The pattern of major western battles was set: the Confederates may have outnumbered the Federals, but there was no way to defeat the Federals decisively without reliable logistics.  The most reliable supply lines were the rivers.  The Federals dominated the major waterways.  A plus B equals…it didn’t matter who won on land, because the Federals would be resupplied, ranks refilled, and back on the battlefield before the Confederates could.

By early 1862, a 10,500 man Union army under Samuel R. Curtis was in Benton County, Arkansas in the northwest corner of the state.  The Confederates under Earl Van Dorn commanding the 16,000 man Army of the West, decided to outflank Curtis.  But Curtis was a better general than that (at least, he had better intelligence) and on 6 March 1862 turned to meet Van Dorn at Pea Ridge near a small village called Elkhorn Tavern.  On 7 March, a firefight ensued (technically a meeting engagement since both sides were on the move and neither expected contact).  Even though outnumbered, the Federals logistics ensured that they had more ammunition.  Bone-chilling weather hampered the fighting on 8 March but Price counterattacked and managed to capture Van Dorn’s supply train. On 9 March, the long retreat began for the Confederates as the army disintegrated.  Another backhanded attempt to distract the Federals from their Mississippi Valley campaign was over.

The Devil’s Own Day: Shiloh and the American Civil War discusses Pea Ridge and other lonely and long-forgotten fights in the West during the spring of 1862.  Available in paper back and PDF at fine booksellers everywhere.

The Revolt of Texas

As revolts go, the Texas Revolution was remarkably short, and unusually successful.  The simple matter is that the predominantly American-born Texians (the English speakers north of the Rio Grande) wanted their independence from Mexico, and so they took it. The Mexican republic, based in Mexico City, was not in any sort of condition to stop it, despite their remarkable victory over Spain in 1821.

So on 2 October 1835 the Texians declared Texas independence.  Their issue was that the increasingly autocratic government of President  Antonio López de Santa Anna had essentially cancelled the 1824 constitution, and had tried to emulate the draconic noble rule of Spain, without a titled nobility.  Further, it was slaves.  Texas allowed them; Mexico did not.  In theory Mexico could enforce the prohibition, but for practical and pragmatic reasons (slaveowners were paying more in taxes and raising more in revenue) they did not.

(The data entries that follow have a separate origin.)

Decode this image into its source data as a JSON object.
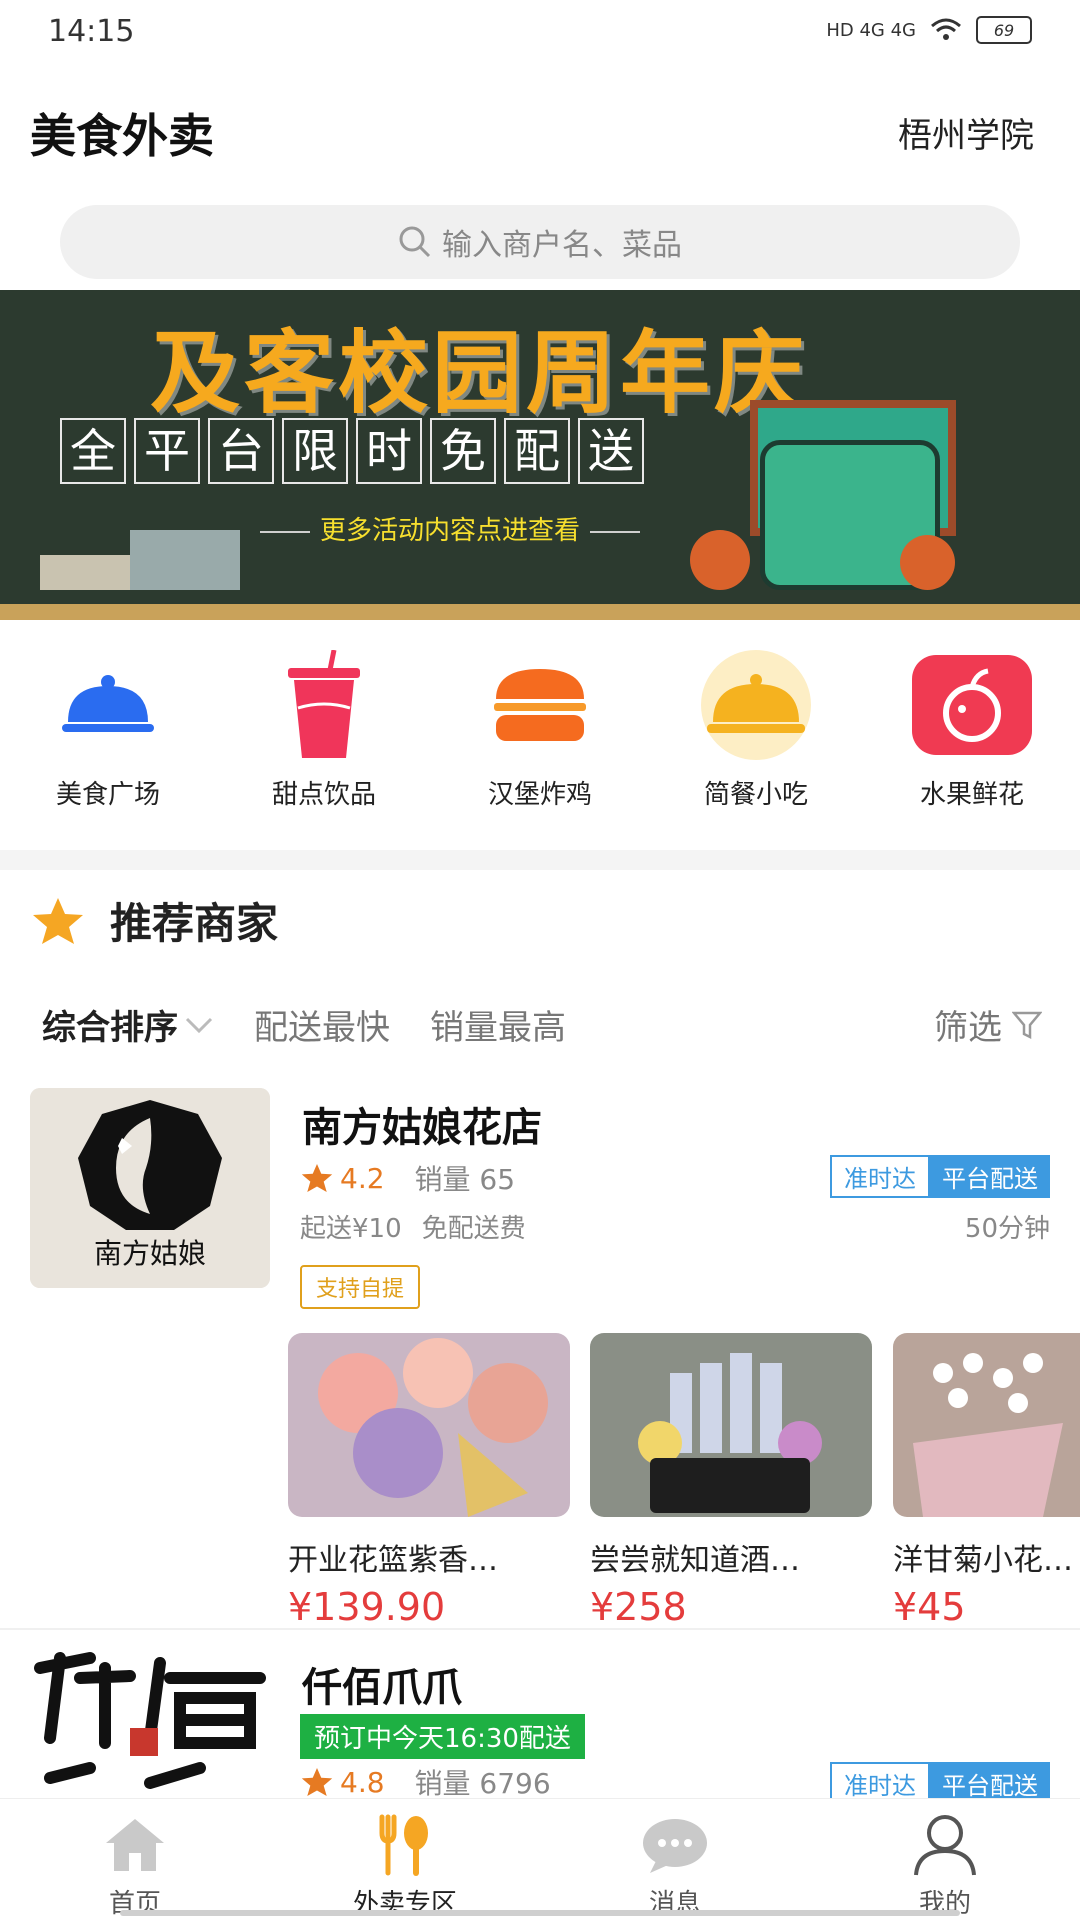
{
  "status_bar": {
    "time": "14:15",
    "network": "HD 4G 4G",
    "battery": "69"
  },
  "header": {
    "title": "美食外卖",
    "location": "梧州学院"
  },
  "search": {
    "placeholder": "输入商户名、菜品"
  },
  "banner": {
    "title": "及客校园周年庆",
    "subtitle_chars": [
      "全",
      "平",
      "台",
      "限",
      "时",
      "免",
      "配",
      "送"
    ],
    "link": "更多活动内容点进查看"
  },
  "categories": [
    {
      "label": "美食广场",
      "icon": "cloche-icon",
      "color": "#2a6cf0"
    },
    {
      "label": "甜点饮品",
      "icon": "drink-cup-icon",
      "color": "#f0355a"
    },
    {
      "label": "汉堡炸鸡",
      "icon": "burger-icon",
      "color": "#f56b1f"
    },
    {
      "label": "简餐小吃",
      "icon": "cloche-icon",
      "color": "#f5b21f"
    },
    {
      "label": "水果鲜花",
      "icon": "apple-icon",
      "color": "#f03a52"
    }
  ],
  "section": {
    "title": "推荐商家"
  },
  "sort": {
    "comprehensive": "综合排序",
    "fastest": "配送最快",
    "top_sales": "销量最高",
    "filter": "筛选"
  },
  "shops": [
    {
      "name": "南方姑娘花店",
      "logo_text": "南方姑娘",
      "rating": "4.2",
      "sales": "销量 65",
      "tag_on_time": "准时达",
      "tag_platform": "平台配送",
      "min_order": "起送¥10",
      "delivery_fee": "免配送费",
      "time": "50分钟",
      "pickup": "支持自提",
      "products": [
        {
          "name": "开业花篮紫香…",
          "price": "¥139.90"
        },
        {
          "name": "尝尝就知道酒…",
          "price": "¥258"
        },
        {
          "name": "洋甘菊小花…",
          "price": "¥45"
        }
      ]
    },
    {
      "name": "仟佰爪爪",
      "preorder": "预订中今天16:30配送",
      "rating": "4.8",
      "sales": "销量 6796",
      "tag_on_time": "准时达",
      "tag_platform": "平台配送"
    }
  ],
  "nav": [
    {
      "label": "首页",
      "icon": "home-icon"
    },
    {
      "label": "外卖专区",
      "icon": "fork-spoon-icon"
    },
    {
      "label": "消息",
      "icon": "chat-icon"
    },
    {
      "label": "我的",
      "icon": "user-icon"
    }
  ],
  "colors": {
    "accent": "#f5a623",
    "price": "#e43c3c",
    "tag_blue": "#3d9ae0",
    "preorder_green": "#1eb043"
  }
}
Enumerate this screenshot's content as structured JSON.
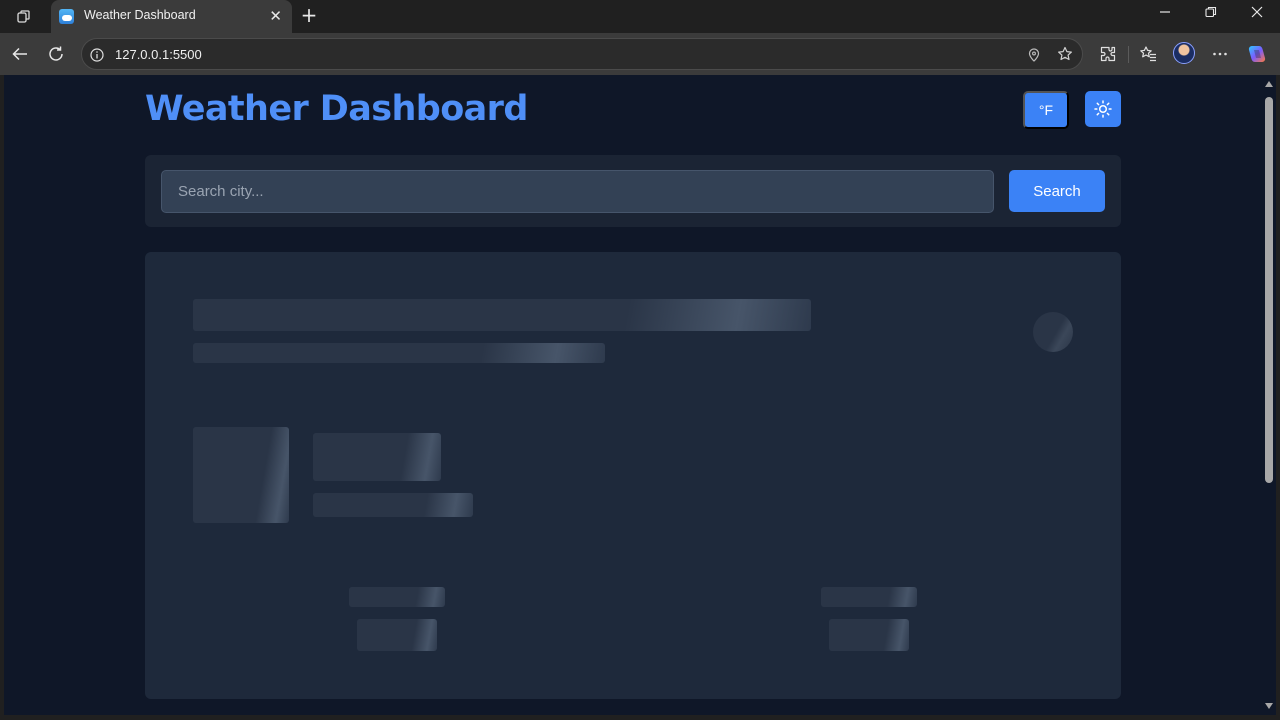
{
  "browser": {
    "tab_title": "Weather Dashboard",
    "url": "127.0.0.1:5500"
  },
  "app": {
    "title": "Weather Dashboard",
    "unit_toggle_label": "°F",
    "theme_icon": "sun-icon"
  },
  "search": {
    "placeholder": "Search city...",
    "button_label": "Search"
  },
  "colors": {
    "accent": "#3b82f6",
    "title": "#4f8ff7",
    "background": "#0f1728",
    "card": "#1e293b"
  }
}
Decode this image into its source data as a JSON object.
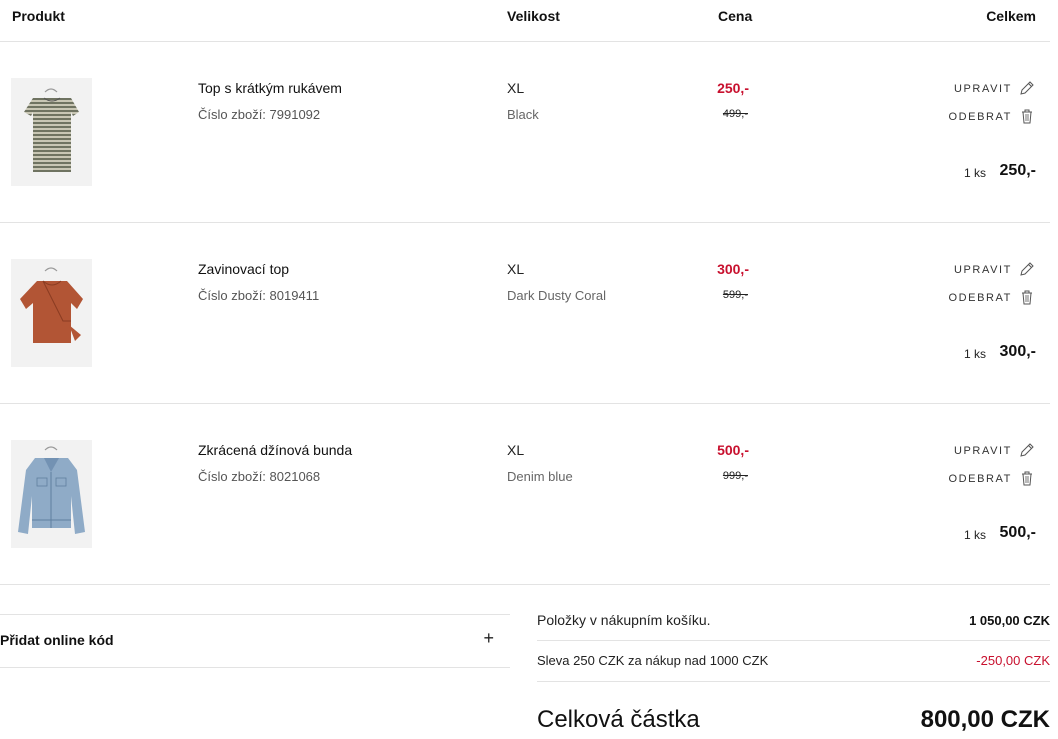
{
  "headers": {
    "product": "Produkt",
    "size": "Velikost",
    "price": "Cena",
    "total": "Celkem"
  },
  "items": [
    {
      "name": "Top s krátkým rukávem",
      "code": "Číslo zboží: 7991092",
      "size": "XL",
      "color": "Black",
      "price_new": "250,-",
      "price_old": "499,-",
      "edit_label": "UPRAVIT",
      "remove_label": "ODEBRAT",
      "qty": "1 ks",
      "total": "250,-",
      "image_icon": "striped-tshirt-icon",
      "swatch": "#7f826f"
    },
    {
      "name": "Zavinovací top",
      "code": "Číslo zboží: 8019411",
      "size": "XL",
      "color": "Dark Dusty Coral",
      "price_new": "300,-",
      "price_old": "599,-",
      "edit_label": "UPRAVIT",
      "remove_label": "ODEBRAT",
      "qty": "1 ks",
      "total": "300,-",
      "image_icon": "wrap-top-icon",
      "swatch": "#b4583a"
    },
    {
      "name": "Zkrácená džínová bunda",
      "code": "Číslo zboží: 8021068",
      "size": "XL",
      "color": "Denim blue",
      "price_new": "500,-",
      "price_old": "999,-",
      "edit_label": "UPRAVIT",
      "remove_label": "ODEBRAT",
      "qty": "1 ks",
      "total": "500,-",
      "image_icon": "denim-jacket-icon",
      "swatch": "#8eaac6"
    }
  ],
  "promo": {
    "label": "Přidat online kód",
    "icon": "plus-icon",
    "symbol": "+"
  },
  "summary": {
    "items_label": "Položky v nákupním košíku.",
    "items_value": "1 050,00 CZK",
    "discount_label": "Sleva 250 CZK za nákup nad 1000 CZK",
    "discount_value": "-250,00 CZK",
    "grand_label": "Celková částka",
    "grand_value": "800,00 CZK"
  },
  "colors": {
    "sale_red": "#c8102e",
    "divider": "#e3e3e3"
  }
}
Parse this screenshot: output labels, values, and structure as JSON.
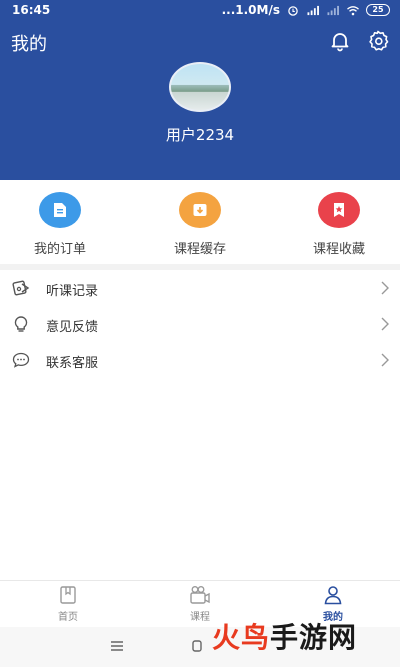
{
  "status_bar": {
    "time": "16:45",
    "speed": "...1.0M/s",
    "battery": "25"
  },
  "header": {
    "title": "我的",
    "username": "用户2234"
  },
  "quick_actions": [
    {
      "label": "我的订单",
      "icon": "order-icon",
      "color": "#3d9ae8"
    },
    {
      "label": "课程缓存",
      "icon": "download-icon",
      "color": "#f4a340"
    },
    {
      "label": "课程收藏",
      "icon": "bookmark-star-icon",
      "color": "#e9424b"
    }
  ],
  "menu": [
    {
      "label": "听课记录",
      "icon": "history-icon"
    },
    {
      "label": "意见反馈",
      "icon": "lightbulb-icon"
    },
    {
      "label": "联系客服",
      "icon": "chat-icon"
    }
  ],
  "tabbar": [
    {
      "label": "首页",
      "icon": "home-book-icon",
      "active": false
    },
    {
      "label": "课程",
      "icon": "camera-icon",
      "active": false
    },
    {
      "label": "我的",
      "icon": "person-icon",
      "active": true
    }
  ],
  "watermark": {
    "part1": "火鸟",
    "part2": "手游网"
  },
  "colors": {
    "header": "#2a4f9f",
    "accent": "#2a4f9f"
  }
}
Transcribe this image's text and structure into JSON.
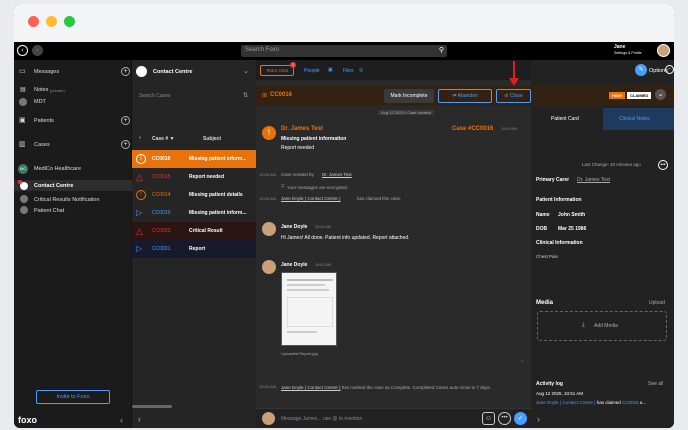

It wasn’t until February 1836 when Santa Anna personally led an army into Texas, murdering all the way.  On 2 March 1836, the Texas Convention declared Texas to be independent, again.  The next day, another thousand Mexican troops arrived at San Antonio de Bexar, closing up the siege of some 180 men and at least 50 women and children at the old Alamo mission.  Under these conditions, “independence” was a theory, not a fact, as any rebel knows.